[Opening INFORMATION SUPPLIED section]
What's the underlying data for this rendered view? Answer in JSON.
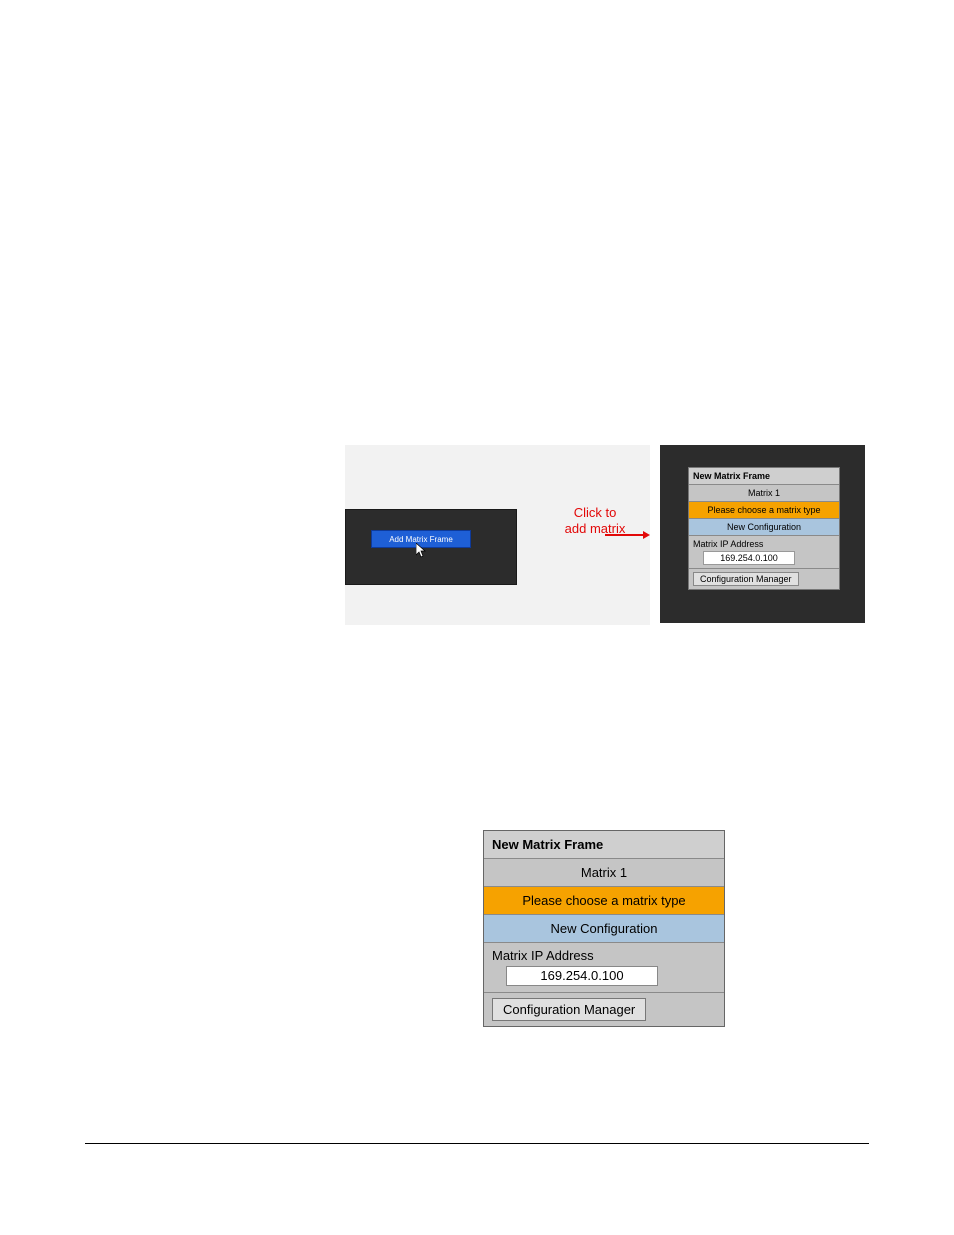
{
  "annotation": {
    "line1": "Click to",
    "line2": "add matrix"
  },
  "add_matrix_button_label": "Add Matrix Frame",
  "matrix_panel": {
    "title": "New Matrix Frame",
    "name": "Matrix 1",
    "choose_type": "Please choose a matrix type",
    "new_config": "New Configuration",
    "ip_label": "Matrix IP Address",
    "ip_value": "169.254.0.100",
    "config_manager": "Configuration Manager"
  }
}
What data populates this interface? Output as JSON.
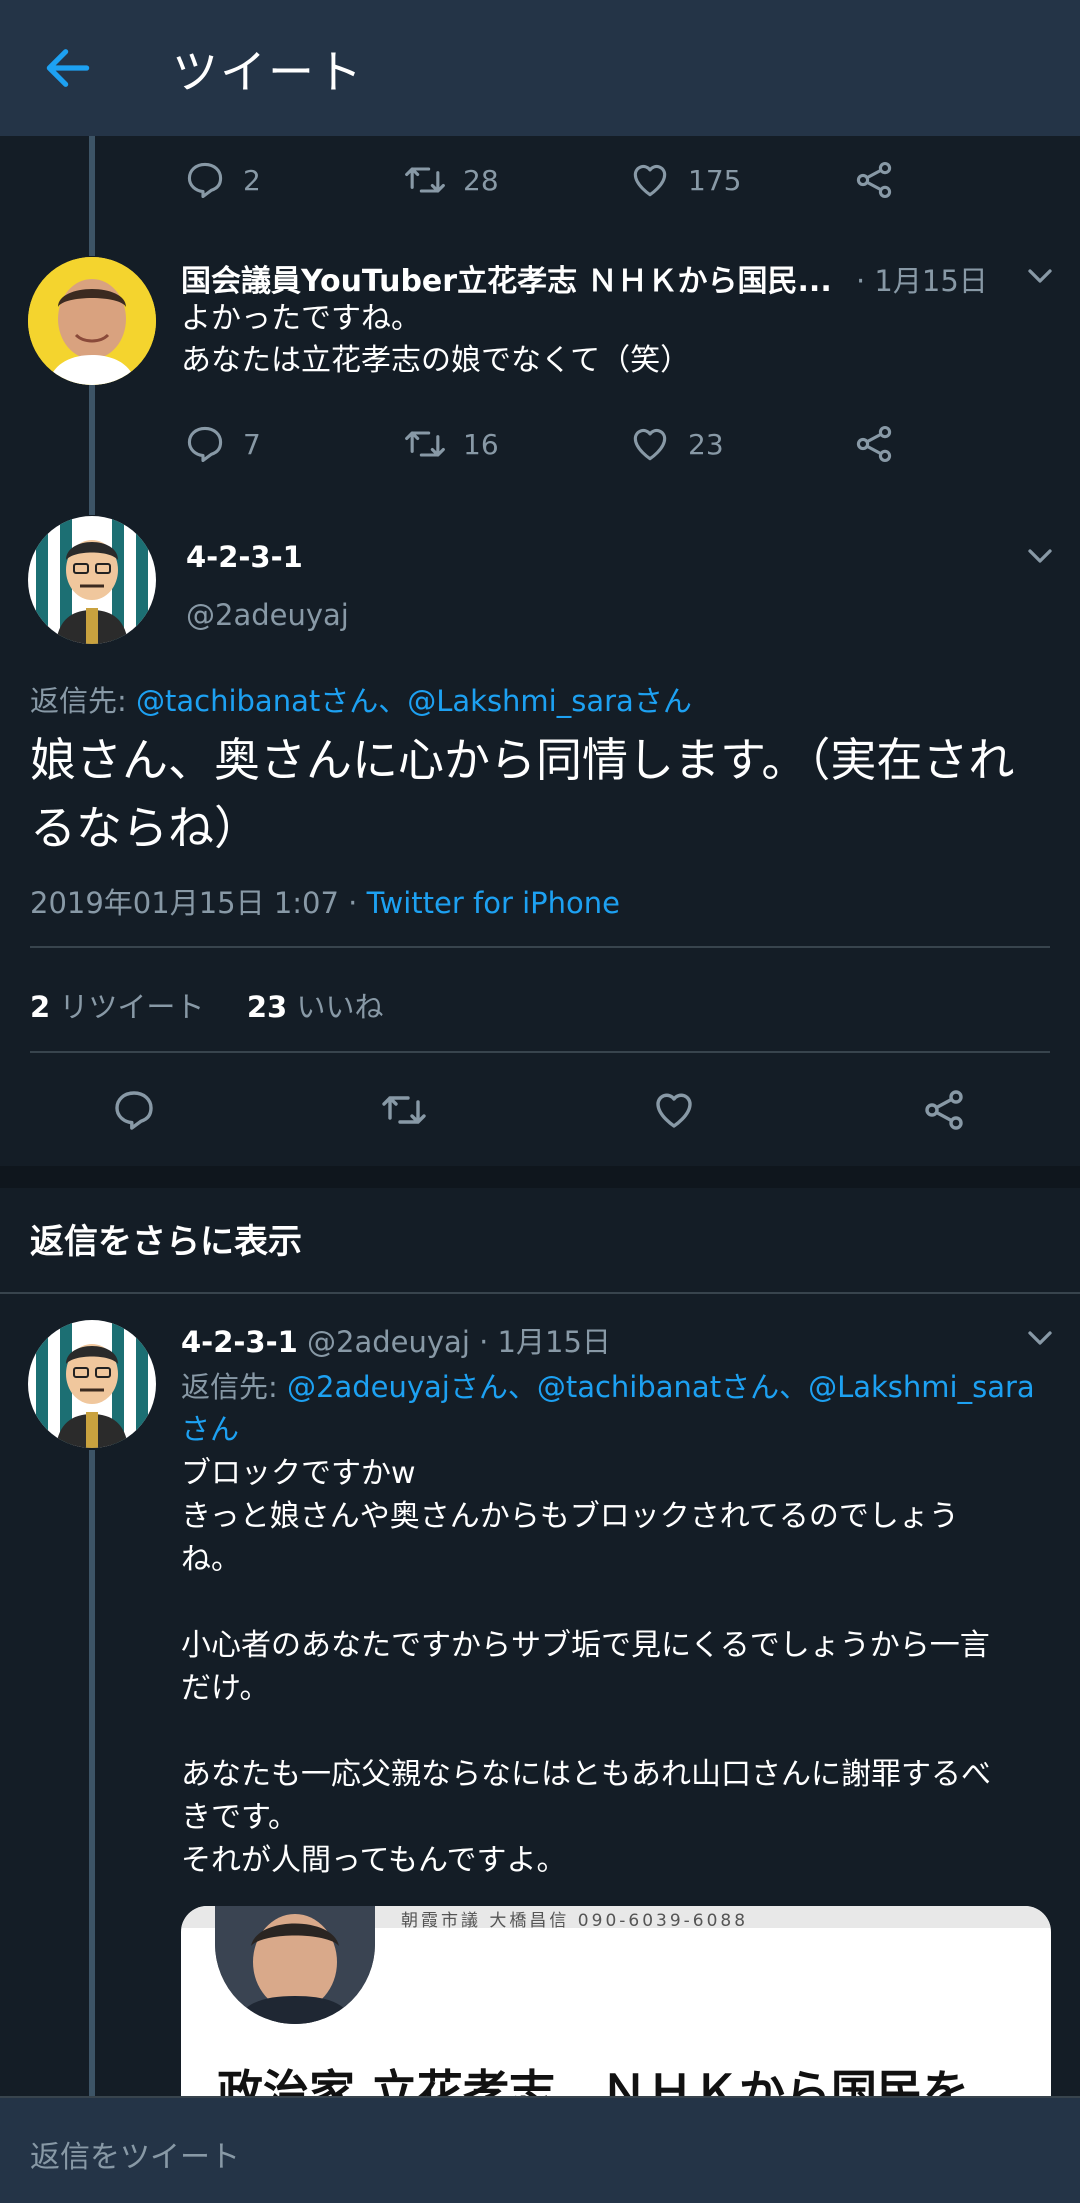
{
  "header": {
    "title": "ツイート"
  },
  "top_actions": {
    "reply": "2",
    "retweet": "28",
    "like": "175"
  },
  "tweet1": {
    "name": "国会議員YouTuber立花孝志 ＮＨＫから国民...",
    "date": "· 1月15日",
    "lines": [
      "よかったですね。",
      "あなたは立花孝志の娘でなくて（笑）"
    ],
    "actions": {
      "reply": "7",
      "retweet": "16",
      "like": "23"
    }
  },
  "main": {
    "name": "4-2-3-1",
    "handle": "@2adeuyaj",
    "reply_to_prefix": "返信先: ",
    "reply_to_users": "@tachibanatさん、@Lakshmi_saraさん",
    "text_line1": "娘さん、奥さんに心から同情します。（実在され",
    "text_line2": "るならね）",
    "timestamp": "2019年01月15日 1:07 · ",
    "source": "Twitter for iPhone",
    "retweet_count": "2",
    "retweet_label": "リツイート",
    "like_count": "23",
    "like_label": "いいね"
  },
  "more_replies": {
    "label": "返信をさらに表示"
  },
  "reply": {
    "name": "4-2-3-1",
    "handle_date": "@2adeuyaj · 1月15日",
    "reply_to_prefix": "返信先: ",
    "reply_to_line1": "@2adeuyajさん、@tachibanatさん、@Lakshmi_sara",
    "reply_to_line2": "さん",
    "lines": [
      "ブロックですかw",
      "きっと娘さんや奥さんからもブロックされてるのでしょう",
      "ね。",
      "",
      "小心者のあなたですからサブ垢で見にくるでしょうから一言",
      "だけ。",
      "",
      "あなたも一応父親ならなにはともあれ山口さんに謝罪するべ",
      "きです。",
      "それが人間ってもんですよ。"
    ]
  },
  "card": {
    "banner_text": "朝霞市議  大橋昌信  090-6039-6088",
    "title": "政治家 立花孝志　ＮＨＫから国民を"
  },
  "footer": {
    "placeholder": "返信をツイート"
  },
  "colors": {
    "accent": "#1da1f2",
    "background": "#141d26",
    "header": "#243447",
    "secondary_text": "#8899a6"
  }
}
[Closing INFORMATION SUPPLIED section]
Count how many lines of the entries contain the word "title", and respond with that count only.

3